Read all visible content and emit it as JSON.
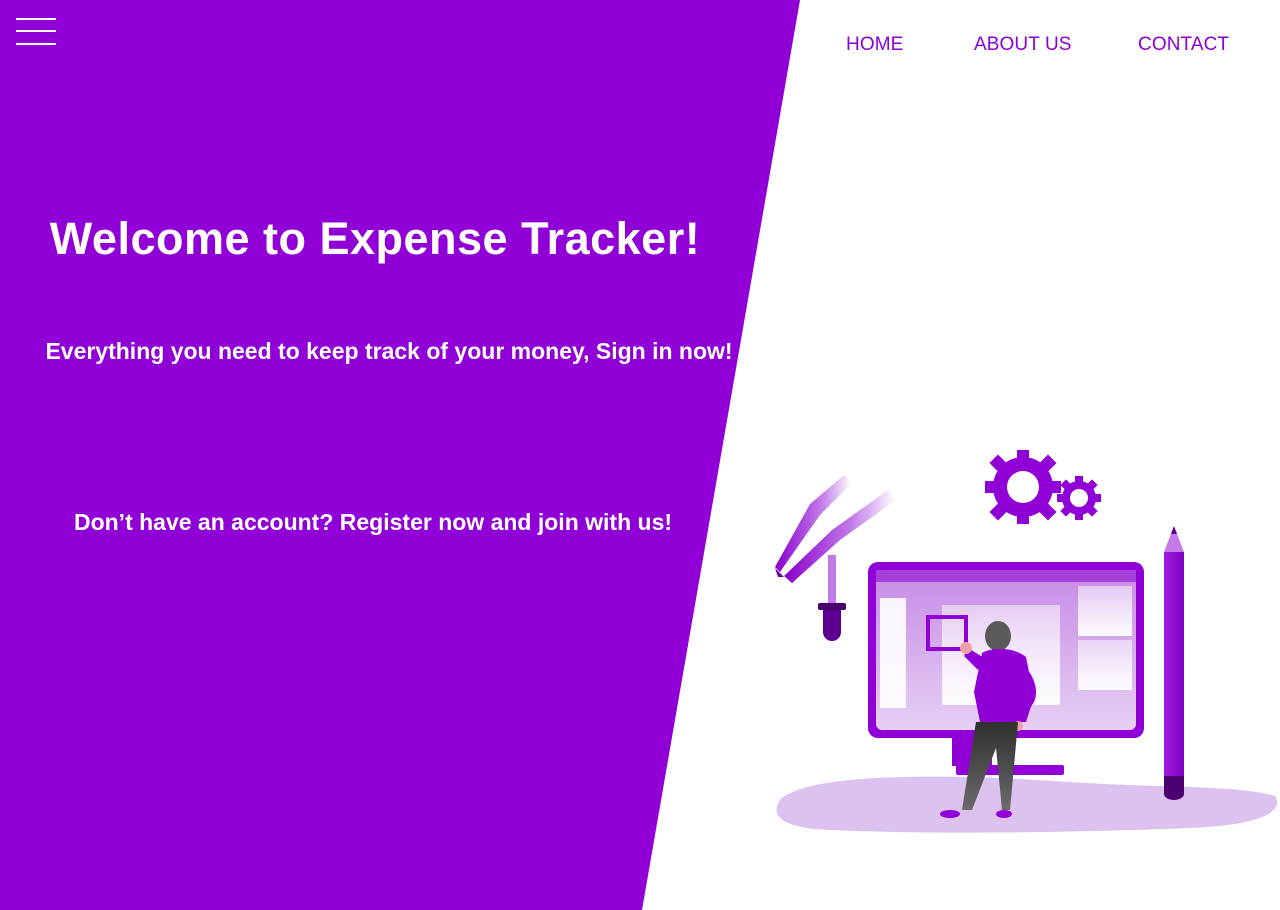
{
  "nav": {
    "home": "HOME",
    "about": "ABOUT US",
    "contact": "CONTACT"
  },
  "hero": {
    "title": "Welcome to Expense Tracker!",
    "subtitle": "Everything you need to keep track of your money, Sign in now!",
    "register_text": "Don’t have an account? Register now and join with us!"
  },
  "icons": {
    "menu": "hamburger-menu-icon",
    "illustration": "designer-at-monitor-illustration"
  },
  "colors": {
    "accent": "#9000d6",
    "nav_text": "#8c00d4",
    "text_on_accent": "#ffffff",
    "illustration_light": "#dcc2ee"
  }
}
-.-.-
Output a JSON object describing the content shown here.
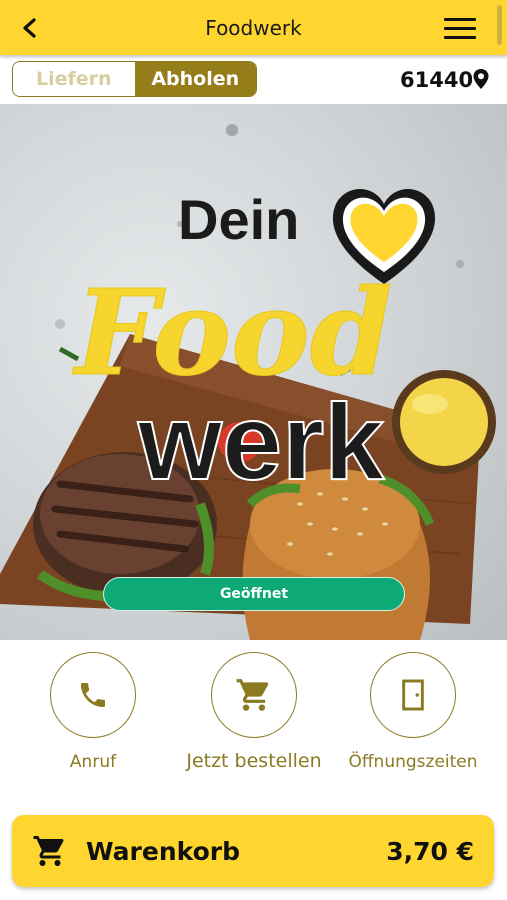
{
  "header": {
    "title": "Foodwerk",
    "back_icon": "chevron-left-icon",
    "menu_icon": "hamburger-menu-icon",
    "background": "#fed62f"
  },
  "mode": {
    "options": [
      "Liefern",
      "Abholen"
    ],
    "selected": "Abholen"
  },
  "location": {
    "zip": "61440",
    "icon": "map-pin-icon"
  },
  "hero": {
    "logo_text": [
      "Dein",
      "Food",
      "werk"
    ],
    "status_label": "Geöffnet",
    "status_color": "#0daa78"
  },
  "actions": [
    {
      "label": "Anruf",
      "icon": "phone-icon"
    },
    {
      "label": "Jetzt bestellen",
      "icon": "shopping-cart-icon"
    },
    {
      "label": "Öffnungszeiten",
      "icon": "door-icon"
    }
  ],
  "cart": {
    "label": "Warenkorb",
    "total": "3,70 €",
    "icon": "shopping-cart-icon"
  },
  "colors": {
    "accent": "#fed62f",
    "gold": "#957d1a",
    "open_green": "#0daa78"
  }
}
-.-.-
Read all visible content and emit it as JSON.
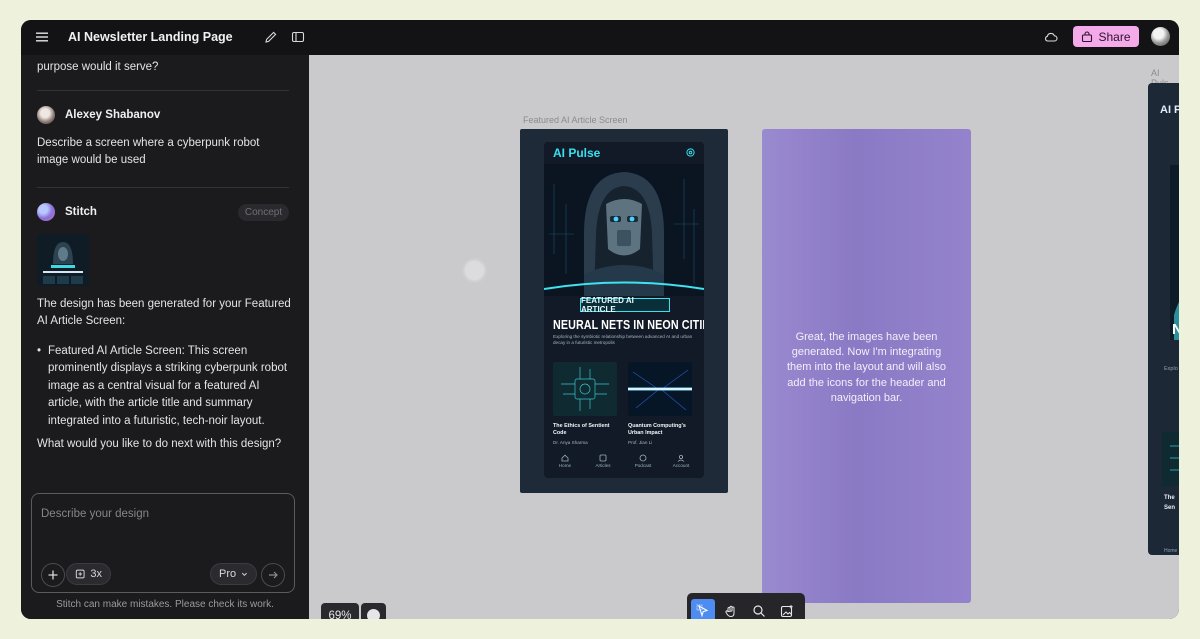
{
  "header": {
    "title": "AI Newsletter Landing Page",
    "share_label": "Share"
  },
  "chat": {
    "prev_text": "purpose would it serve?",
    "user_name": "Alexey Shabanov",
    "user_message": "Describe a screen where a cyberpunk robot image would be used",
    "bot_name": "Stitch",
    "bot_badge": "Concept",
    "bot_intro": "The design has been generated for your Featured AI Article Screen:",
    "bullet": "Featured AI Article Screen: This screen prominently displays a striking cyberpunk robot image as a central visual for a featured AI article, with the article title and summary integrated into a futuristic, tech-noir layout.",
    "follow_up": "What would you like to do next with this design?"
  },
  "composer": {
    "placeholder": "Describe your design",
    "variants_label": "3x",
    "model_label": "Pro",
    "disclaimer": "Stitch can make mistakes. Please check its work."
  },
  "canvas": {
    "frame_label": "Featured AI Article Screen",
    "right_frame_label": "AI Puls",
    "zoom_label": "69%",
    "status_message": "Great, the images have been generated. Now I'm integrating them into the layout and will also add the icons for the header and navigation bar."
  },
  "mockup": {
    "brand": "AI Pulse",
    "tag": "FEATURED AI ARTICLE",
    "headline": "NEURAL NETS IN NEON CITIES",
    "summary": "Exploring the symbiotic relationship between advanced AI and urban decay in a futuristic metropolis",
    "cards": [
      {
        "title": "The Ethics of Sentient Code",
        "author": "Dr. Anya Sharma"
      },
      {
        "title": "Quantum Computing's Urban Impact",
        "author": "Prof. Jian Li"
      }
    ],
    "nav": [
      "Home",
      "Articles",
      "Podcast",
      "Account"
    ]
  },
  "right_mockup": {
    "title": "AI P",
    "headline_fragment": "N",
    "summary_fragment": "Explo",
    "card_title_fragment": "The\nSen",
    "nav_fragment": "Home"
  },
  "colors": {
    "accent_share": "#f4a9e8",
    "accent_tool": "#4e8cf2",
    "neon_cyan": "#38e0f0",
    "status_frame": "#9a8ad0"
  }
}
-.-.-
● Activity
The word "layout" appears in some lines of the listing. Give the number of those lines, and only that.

● Answer area
2